> [Task statement] Return the records in full, exactly as given.

> [Provided records]
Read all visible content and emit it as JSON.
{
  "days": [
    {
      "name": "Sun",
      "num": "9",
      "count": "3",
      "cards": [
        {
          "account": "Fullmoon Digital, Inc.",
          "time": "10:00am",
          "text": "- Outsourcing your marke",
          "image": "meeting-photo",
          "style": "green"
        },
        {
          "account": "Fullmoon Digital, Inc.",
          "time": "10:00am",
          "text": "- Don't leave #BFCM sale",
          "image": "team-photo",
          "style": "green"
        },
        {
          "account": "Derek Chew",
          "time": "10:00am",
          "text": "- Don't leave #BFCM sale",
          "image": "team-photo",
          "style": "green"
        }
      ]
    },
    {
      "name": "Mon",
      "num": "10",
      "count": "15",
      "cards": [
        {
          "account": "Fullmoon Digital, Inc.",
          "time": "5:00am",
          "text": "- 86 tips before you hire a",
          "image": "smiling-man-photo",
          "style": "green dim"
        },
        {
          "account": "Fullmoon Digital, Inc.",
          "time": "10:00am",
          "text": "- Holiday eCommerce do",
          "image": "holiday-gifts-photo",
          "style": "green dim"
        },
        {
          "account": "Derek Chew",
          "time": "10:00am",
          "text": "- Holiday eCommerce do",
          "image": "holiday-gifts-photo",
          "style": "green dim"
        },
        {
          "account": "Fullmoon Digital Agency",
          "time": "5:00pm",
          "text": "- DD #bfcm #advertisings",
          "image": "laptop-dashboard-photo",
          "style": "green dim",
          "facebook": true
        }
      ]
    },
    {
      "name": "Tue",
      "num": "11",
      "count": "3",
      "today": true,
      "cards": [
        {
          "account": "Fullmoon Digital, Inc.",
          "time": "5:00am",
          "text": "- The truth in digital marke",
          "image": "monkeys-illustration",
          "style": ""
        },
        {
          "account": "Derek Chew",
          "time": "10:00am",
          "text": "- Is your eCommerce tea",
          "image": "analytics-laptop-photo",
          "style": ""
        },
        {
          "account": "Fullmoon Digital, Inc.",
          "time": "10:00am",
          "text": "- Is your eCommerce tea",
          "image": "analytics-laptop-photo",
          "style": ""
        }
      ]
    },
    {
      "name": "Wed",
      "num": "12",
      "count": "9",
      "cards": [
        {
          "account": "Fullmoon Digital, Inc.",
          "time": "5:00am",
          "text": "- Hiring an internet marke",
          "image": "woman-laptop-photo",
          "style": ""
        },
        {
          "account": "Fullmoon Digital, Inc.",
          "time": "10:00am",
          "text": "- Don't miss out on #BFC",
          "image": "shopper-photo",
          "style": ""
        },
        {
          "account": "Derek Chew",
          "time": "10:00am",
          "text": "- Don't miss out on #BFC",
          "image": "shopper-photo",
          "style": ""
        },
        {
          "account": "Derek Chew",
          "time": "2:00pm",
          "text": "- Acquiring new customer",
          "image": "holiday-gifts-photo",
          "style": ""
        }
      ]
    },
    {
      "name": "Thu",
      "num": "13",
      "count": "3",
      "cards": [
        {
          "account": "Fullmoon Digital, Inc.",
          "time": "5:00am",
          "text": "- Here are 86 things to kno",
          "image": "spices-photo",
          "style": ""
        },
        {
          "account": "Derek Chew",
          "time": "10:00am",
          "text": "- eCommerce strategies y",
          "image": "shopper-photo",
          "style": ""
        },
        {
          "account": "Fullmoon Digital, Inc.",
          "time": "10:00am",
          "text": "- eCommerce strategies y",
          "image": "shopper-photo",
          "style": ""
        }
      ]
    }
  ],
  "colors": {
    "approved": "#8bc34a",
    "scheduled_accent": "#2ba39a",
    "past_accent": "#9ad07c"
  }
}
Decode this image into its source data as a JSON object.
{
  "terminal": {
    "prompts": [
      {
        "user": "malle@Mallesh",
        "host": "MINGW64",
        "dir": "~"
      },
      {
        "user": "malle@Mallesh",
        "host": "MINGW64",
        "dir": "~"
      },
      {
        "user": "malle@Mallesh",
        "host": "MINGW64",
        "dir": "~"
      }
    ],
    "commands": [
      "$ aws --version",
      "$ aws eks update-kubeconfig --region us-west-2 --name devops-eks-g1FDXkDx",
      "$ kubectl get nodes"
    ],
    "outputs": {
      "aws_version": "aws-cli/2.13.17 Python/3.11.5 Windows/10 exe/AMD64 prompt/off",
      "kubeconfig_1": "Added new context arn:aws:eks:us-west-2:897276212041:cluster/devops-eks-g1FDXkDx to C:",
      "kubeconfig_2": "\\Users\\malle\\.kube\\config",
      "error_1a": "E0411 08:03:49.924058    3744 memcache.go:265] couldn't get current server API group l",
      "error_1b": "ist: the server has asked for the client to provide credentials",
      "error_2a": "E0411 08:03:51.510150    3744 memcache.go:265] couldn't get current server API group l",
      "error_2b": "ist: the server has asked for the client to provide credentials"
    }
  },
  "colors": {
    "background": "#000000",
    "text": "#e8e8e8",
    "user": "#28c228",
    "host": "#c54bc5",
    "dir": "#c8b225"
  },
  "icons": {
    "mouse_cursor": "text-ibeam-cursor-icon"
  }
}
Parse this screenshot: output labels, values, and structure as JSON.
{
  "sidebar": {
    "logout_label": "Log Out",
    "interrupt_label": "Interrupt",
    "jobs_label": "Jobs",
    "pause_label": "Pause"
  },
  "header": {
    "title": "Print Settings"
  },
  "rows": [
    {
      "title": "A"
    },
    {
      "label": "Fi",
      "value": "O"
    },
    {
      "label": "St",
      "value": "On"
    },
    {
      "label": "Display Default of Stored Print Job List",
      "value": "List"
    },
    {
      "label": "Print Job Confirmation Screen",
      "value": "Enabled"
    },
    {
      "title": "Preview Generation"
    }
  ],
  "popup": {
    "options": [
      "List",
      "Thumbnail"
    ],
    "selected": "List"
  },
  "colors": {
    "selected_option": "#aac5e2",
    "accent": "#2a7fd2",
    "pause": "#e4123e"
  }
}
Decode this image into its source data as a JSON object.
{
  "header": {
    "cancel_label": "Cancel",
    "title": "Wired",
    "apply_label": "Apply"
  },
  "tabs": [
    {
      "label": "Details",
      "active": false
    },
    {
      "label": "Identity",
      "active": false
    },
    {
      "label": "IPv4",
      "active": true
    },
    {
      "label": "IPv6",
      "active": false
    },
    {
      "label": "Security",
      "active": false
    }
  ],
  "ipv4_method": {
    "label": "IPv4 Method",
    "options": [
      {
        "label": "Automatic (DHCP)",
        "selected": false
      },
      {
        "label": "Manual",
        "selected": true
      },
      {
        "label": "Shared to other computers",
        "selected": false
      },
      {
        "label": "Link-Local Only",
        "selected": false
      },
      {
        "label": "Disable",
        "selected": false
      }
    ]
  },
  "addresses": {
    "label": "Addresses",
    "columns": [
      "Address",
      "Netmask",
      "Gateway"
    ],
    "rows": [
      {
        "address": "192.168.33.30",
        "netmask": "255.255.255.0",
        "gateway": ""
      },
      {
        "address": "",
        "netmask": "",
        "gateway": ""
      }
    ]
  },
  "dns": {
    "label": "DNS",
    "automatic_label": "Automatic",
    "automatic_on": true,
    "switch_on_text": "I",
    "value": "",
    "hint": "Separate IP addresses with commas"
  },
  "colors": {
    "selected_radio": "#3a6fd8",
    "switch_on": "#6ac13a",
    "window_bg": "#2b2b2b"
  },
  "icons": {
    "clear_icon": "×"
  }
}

> [Answer to this problem]
Read all visible content and emit it as JSON.
{
  "days": [
    {
      "name": "Sun",
      "num": "9",
      "count": "3",
      "cards": [
        {
          "account": "Fullmoon Digital, Inc.",
          "time": "10:00am",
          "text": "- Outsourcing your marke",
          "image": "meeting-photo",
          "style": "green"
        },
        {
          "account": "Fullmoon Digital, Inc.",
          "time": "10:00am",
          "text": "- Don't leave #BFCM sale",
          "image": "team-photo",
          "style": "green"
        },
        {
          "account": "Derek Chew",
          "time": "10:00am",
          "text": "- Don't leave #BFCM sale",
          "image": "team-photo",
          "style": "green"
        }
      ]
    },
    {
      "name": "Mon",
      "num": "10",
      "count": "15",
      "cards": [
        {
          "account": "Fullmoon Digital, Inc.",
          "time": "5:00am",
          "text": "- 86 tips before you hire a",
          "image": "smiling-man-photo",
          "style": "green dim"
        },
        {
          "account": "Fullmoon Digital, Inc.",
          "time": "10:00am",
          "text": "- Holiday eCommerce do",
          "image": "holiday-gifts-photo",
          "style": "green dim"
        },
        {
          "account": "Derek Chew",
          "time": "10:00am",
          "text": "- Holiday eCommerce do",
          "image": "holiday-gifts-photo",
          "style": "green dim"
        },
        {
          "account": "Fullmoon Digital Agency",
          "time": "5:00pm",
          "text": "- DD #bfcm #advertisings",
          "image": "laptop-dashboard-photo",
          "style": "green dim",
          "facebook": true
        }
      ]
    },
    {
      "name": "Tue",
      "num": "11",
      "count": "3",
      "today": true,
      "cards": [
        {
          "account": "Fullmoon Digital, Inc.",
          "time": "5:00am",
          "text": "- The truth in digital marke",
          "image": "monkeys-illustration",
          "style": ""
        },
        {
          "account": "Derek Chew",
          "time": "10:00am",
          "text": "- Is your eCommerce tea",
          "image": "analytics-laptop-photo",
          "style": ""
        },
        {
          "account": "Fullmoon Digital, Inc.",
          "time": "10:00am",
          "text": "- Is your eCommerce tea",
          "image": "analytics-laptop-photo",
          "style": ""
        }
      ]
    },
    {
      "name": "Wed",
      "num": "12",
      "count": "9",
      "cards": [
        {
          "account": "Fullmoon Digital, Inc.",
          "time": "5:00am",
          "text": "- Hiring an internet marke",
          "image": "woman-laptop-photo",
          "style": ""
        },
        {
          "account": "Fullmoon Digital, Inc.",
          "time": "10:00am",
          "text": "- Don't miss out on #BFC",
          "image": "shopper-photo",
          "style": ""
        },
        {
          "account": "Derek Chew",
          "time": "10:00am",
          "text": "- Don't miss out on #BFC",
          "image": "shopper-photo",
          "style": ""
        },
        {
          "account": "Derek Chew",
          "time": "2:00pm",
          "text": "- Acquiring new customer",
          "image": "holiday-gifts-photo",
          "style": ""
        }
      ]
    },
    {
      "name": "Thu",
      "num": "13",
      "count": "3",
      "cards": [
        {
          "account": "Fullmoon Digital, Inc.",
          "time": "5:00am",
          "text": "- Here are 86 things to kno",
          "image": "spices-photo",
          "style": ""
        },
        {
          "account": "Derek Chew",
          "time": "10:00am",
          "text": "- eCommerce strategies y",
          "image": "shopper-photo",
          "style": ""
        },
        {
          "account": "Fullmoon Digital, Inc.",
          "time": "10:00am",
          "text": "- eCommerce strategies y",
          "image": "shopper-photo",
          "style": ""
        }
      ]
    }
  ],
  "colors": {
    "approved": "#8bc34a",
    "scheduled_accent": "#2ba39a",
    "past_accent": "#9ad07c"
  }
}
Decode this image into its source data as a JSON object.
{
  "terminal": {
    "prompts": [
      {
        "user": "malle@Mallesh",
        "host": "MINGW64",
        "dir": "~"
      },
      {
        "user": "malle@Mallesh",
        "host": "MINGW64",
        "dir": "~"
      },
      {
        "user": "malle@Mallesh",
        "host": "MINGW64",
        "dir": "~"
      }
    ],
    "commands": [
      "$ aws --version",
      "$ aws eks update-kubeconfig --region us-west-2 --name devops-eks-g1FDXkDx",
      "$ kubectl get nodes"
    ],
    "outputs": {
      "aws_version": "aws-cli/2.13.17 Python/3.11.5 Windows/10 exe/AMD64 prompt/off",
      "kubeconfig_1": "Added new context arn:aws:eks:us-west-2:897276212041:cluster/devops-eks-g1FDXkDx to C:",
      "kubeconfig_2": "\\Users\\malle\\.kube\\config",
      "error_1a": "E0411 08:03:49.924058    3744 memcache.go:265] couldn't get current server API group l",
      "error_1b": "ist: the server has asked for the client to provide credentials",
      "error_2a": "E0411 08:03:51.510150    3744 memcache.go:265] couldn't get current server API group l",
      "error_2b": "ist: the server has asked for the client to provide credentials"
    }
  },
  "colors": {
    "background": "#000000",
    "text": "#e8e8e8",
    "user": "#28c228",
    "host": "#c54bc5",
    "dir": "#c8b225"
  },
  "icons": {
    "mouse_cursor": "text-ibeam-cursor-icon"
  }
}
Parse this screenshot: output labels, values, and structure as JSON.
{
  "sidebar": {
    "logout_label": "Log Out",
    "interrupt_label": "Interrupt",
    "jobs_label": "Jobs",
    "pause_label": "Pause"
  },
  "header": {
    "title": "Print Settings"
  },
  "rows": [
    {
      "title": "A"
    },
    {
      "label": "Fi",
      "value": "O"
    },
    {
      "label": "St",
      "value": "On"
    },
    {
      "label": "Display Default of Stored Print Job List",
      "value": "List"
    },
    {
      "label": "Print Job Confirmation Screen",
      "value": "Enabled"
    },
    {
      "title": "Preview Generation"
    }
  ],
  "popup": {
    "options": [
      "List",
      "Thumbnail"
    ],
    "selected": "List"
  },
  "colors": {
    "selected_option": "#aac5e2",
    "accent": "#2a7fd2",
    "pause": "#e4123e"
  }
}
Decode this image into its source data as a JSON object.
{
  "header": {
    "cancel_label": "Cancel",
    "title": "Wired",
    "apply_label": "Apply"
  },
  "tabs": [
    {
      "label": "Details",
      "active": false
    },
    {
      "label": "Identity",
      "active": false
    },
    {
      "label": "IPv4",
      "active": true
    },
    {
      "label": "IPv6",
      "active": false
    },
    {
      "label": "Security",
      "active": false
    }
  ],
  "ipv4_method": {
    "label": "IPv4 Method",
    "options": [
      {
        "label": "Automatic (DHCP)",
        "selected": false
      },
      {
        "label": "Manual",
        "selected": true
      },
      {
        "label": "Shared to other computers",
        "selected": false
      },
      {
        "label": "Link-Local Only",
        "selected": false
      },
      {
        "label": "Disable",
        "selected": false
      }
    ]
  },
  "addresses": {
    "label": "Addresses",
    "columns": [
      "Address",
      "Netmask",
      "Gateway"
    ],
    "rows": [
      {
        "address": "192.168.33.30",
        "netmask": "255.255.255.0",
        "gateway": ""
      },
      {
        "address": "",
        "netmask": "",
        "gateway": ""
      }
    ]
  },
  "dns": {
    "label": "DNS",
    "automatic_label": "Automatic",
    "automatic_on": true,
    "switch_on_text": "I",
    "value": "",
    "hint": "Separate IP addresses with commas"
  },
  "colors": {
    "selected_radio": "#3a6fd8",
    "switch_on": "#6ac13a",
    "window_bg": "#2b2b2b"
  },
  "icons": {
    "clear_icon": "×"
  }
}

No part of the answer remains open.